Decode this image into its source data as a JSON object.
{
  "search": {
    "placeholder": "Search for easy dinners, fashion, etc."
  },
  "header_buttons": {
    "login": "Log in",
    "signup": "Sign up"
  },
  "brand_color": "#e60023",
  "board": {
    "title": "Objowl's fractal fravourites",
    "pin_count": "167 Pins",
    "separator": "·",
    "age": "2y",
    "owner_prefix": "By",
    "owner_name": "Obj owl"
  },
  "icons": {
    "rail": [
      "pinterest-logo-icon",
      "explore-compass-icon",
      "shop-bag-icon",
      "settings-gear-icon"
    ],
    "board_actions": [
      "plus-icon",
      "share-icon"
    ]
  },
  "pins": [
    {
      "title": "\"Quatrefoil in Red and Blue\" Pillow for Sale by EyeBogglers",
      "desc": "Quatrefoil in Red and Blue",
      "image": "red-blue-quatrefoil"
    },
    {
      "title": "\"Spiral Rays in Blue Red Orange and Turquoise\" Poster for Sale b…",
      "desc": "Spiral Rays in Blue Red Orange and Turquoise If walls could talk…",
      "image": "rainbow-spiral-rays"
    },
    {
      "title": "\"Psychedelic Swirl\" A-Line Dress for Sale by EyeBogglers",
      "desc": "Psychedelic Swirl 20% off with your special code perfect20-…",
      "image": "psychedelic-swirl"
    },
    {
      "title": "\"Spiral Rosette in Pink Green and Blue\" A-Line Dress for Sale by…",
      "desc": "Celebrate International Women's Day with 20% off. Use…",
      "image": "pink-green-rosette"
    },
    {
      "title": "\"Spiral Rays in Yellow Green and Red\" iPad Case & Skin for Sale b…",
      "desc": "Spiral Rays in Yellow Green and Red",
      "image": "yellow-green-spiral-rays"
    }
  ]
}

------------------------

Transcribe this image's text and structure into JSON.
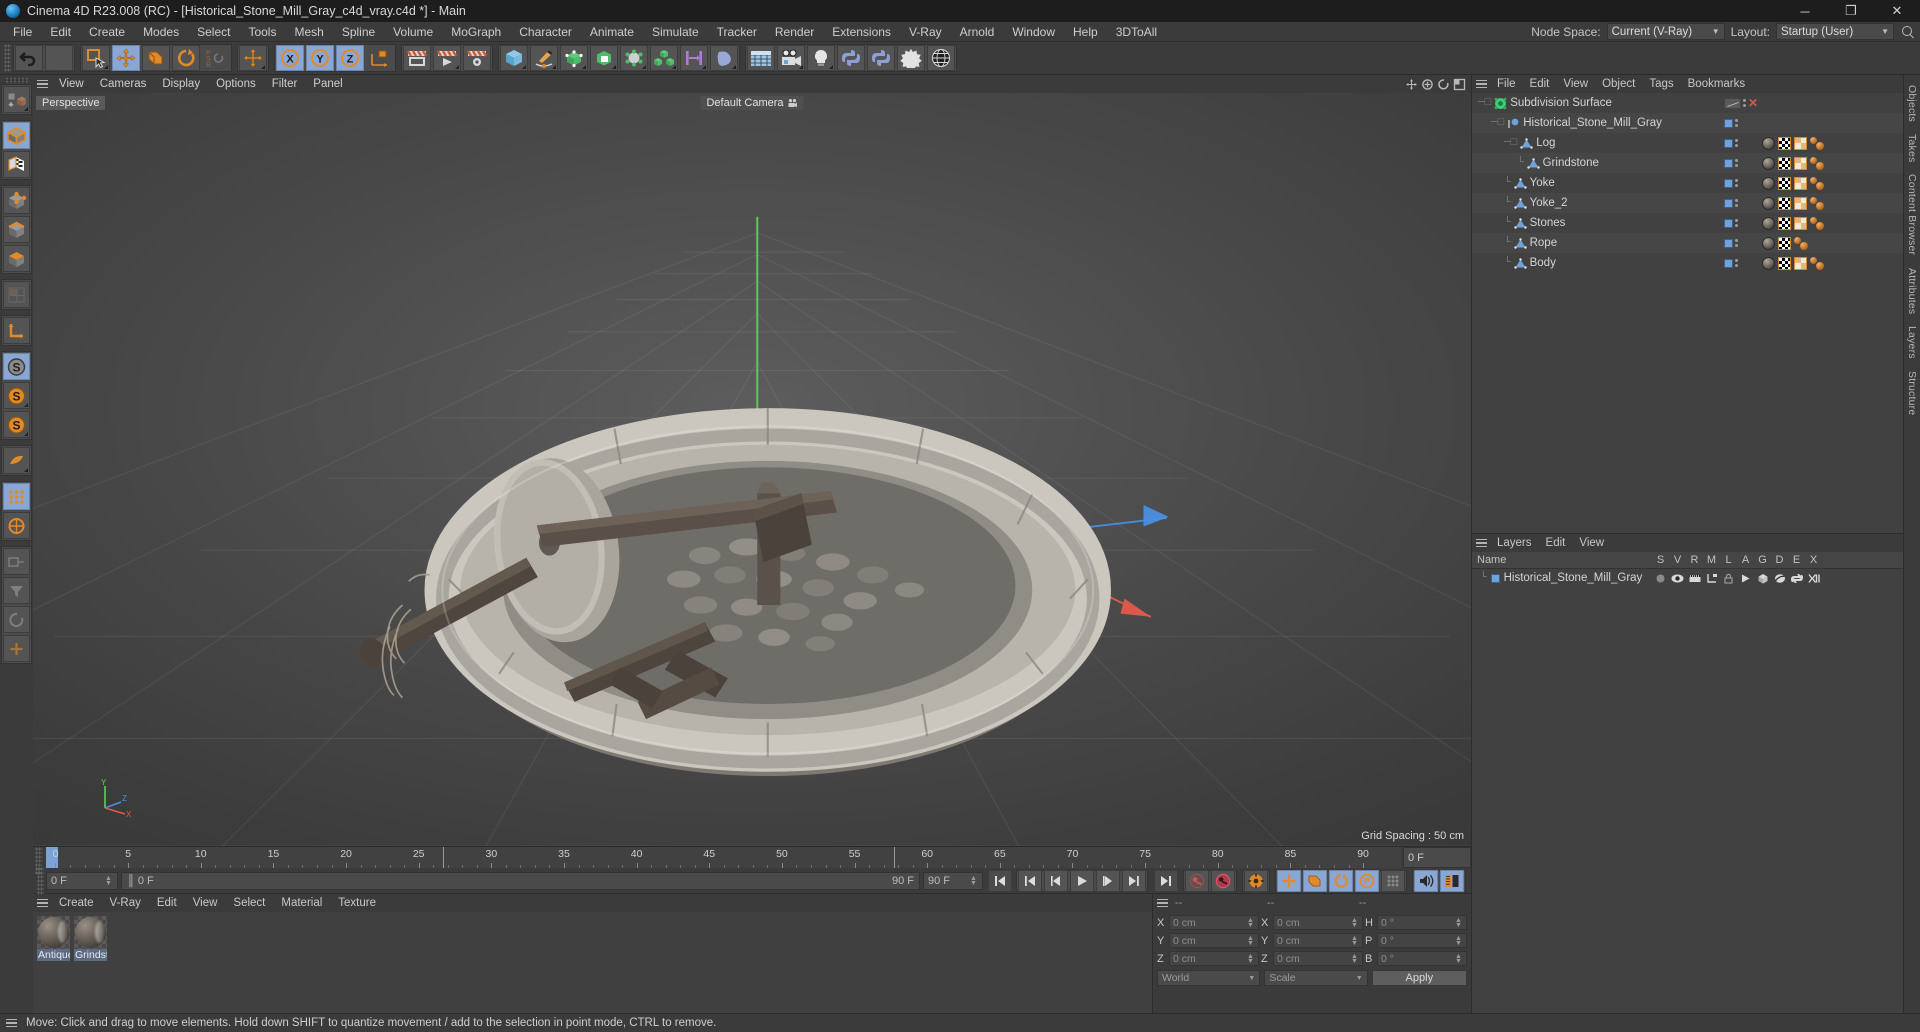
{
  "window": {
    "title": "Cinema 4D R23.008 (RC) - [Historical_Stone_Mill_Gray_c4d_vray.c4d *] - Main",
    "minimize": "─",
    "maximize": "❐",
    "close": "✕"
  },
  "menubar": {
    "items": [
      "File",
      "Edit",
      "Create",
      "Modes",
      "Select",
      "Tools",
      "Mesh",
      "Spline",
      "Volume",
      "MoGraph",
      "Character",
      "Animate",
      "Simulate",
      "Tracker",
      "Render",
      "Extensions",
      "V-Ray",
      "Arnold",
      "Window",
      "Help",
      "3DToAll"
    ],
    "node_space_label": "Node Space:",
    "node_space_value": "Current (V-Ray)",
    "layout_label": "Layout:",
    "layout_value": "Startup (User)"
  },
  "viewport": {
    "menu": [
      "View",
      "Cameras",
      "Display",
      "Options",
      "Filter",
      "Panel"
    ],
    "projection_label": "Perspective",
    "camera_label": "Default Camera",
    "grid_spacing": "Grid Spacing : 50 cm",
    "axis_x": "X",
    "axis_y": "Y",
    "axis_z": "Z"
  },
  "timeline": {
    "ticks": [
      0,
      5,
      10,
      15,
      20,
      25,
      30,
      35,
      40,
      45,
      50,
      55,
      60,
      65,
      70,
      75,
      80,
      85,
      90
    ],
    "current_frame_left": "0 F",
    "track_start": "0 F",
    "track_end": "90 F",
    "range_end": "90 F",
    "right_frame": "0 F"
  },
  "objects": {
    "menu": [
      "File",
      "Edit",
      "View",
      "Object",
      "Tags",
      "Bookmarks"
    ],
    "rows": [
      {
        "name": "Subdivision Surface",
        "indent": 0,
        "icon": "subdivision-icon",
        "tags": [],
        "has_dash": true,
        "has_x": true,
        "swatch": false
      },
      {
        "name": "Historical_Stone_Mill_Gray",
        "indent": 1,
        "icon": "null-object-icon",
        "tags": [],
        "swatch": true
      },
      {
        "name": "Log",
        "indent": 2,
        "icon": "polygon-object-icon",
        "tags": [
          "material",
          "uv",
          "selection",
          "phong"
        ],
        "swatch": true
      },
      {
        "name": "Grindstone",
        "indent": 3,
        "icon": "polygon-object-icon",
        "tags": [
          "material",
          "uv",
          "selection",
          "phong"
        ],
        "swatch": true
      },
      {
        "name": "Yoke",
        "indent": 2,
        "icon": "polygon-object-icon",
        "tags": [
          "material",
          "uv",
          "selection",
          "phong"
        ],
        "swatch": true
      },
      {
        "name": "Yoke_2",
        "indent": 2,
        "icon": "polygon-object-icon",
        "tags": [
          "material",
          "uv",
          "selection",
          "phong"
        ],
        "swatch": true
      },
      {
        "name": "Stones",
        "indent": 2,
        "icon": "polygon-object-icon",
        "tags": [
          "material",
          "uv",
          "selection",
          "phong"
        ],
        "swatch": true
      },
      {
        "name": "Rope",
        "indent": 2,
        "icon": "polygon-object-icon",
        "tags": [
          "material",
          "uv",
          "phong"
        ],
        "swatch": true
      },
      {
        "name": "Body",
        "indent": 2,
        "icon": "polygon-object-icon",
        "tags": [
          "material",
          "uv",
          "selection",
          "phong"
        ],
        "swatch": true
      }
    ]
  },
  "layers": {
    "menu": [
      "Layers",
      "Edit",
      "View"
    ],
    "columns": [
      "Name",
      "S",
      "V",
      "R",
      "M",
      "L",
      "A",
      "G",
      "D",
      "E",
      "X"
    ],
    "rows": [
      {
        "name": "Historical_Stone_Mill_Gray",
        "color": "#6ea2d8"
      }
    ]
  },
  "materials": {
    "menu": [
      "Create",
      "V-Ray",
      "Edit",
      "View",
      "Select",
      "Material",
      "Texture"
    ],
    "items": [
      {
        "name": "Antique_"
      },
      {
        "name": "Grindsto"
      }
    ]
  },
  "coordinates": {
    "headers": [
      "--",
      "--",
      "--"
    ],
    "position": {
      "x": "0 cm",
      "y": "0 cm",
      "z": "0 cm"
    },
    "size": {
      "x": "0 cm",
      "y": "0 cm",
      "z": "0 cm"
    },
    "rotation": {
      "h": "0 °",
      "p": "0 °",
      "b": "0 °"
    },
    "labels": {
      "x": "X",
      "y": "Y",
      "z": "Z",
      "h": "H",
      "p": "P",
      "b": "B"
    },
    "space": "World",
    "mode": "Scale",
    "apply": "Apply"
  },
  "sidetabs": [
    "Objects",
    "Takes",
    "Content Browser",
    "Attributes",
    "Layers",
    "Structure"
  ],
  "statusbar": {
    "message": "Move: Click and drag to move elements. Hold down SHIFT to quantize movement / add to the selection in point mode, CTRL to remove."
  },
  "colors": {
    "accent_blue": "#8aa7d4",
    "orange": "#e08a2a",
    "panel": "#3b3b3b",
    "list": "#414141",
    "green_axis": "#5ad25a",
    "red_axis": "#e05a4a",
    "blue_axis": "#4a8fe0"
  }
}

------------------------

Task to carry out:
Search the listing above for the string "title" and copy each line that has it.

Solution:
    "title": "Objowl's fractal fravourites",
      "title": "\"Quatrefoil in Red and Blue\" Pillow for Sale by EyeBogglers",
      "title": "\"Spiral Rays in Blue Red Orange and Turquoise\" Poster for Sale b…",
      "title": "\"Psychedelic Swirl\" A-Line Dress for Sale by EyeBogglers",
      "title": "\"Spiral Rosette in Pink Green and Blue\" A-Line Dress for Sale by…",
      "title": "\"Spiral Rays in Yellow Green and Red\" iPad Case & Skin for Sale b…",
    "title": "Cinema 4D R23.008 (RC) - [Historical_Stone_Mill_Gray_c4d_vray.c4d *] - Main",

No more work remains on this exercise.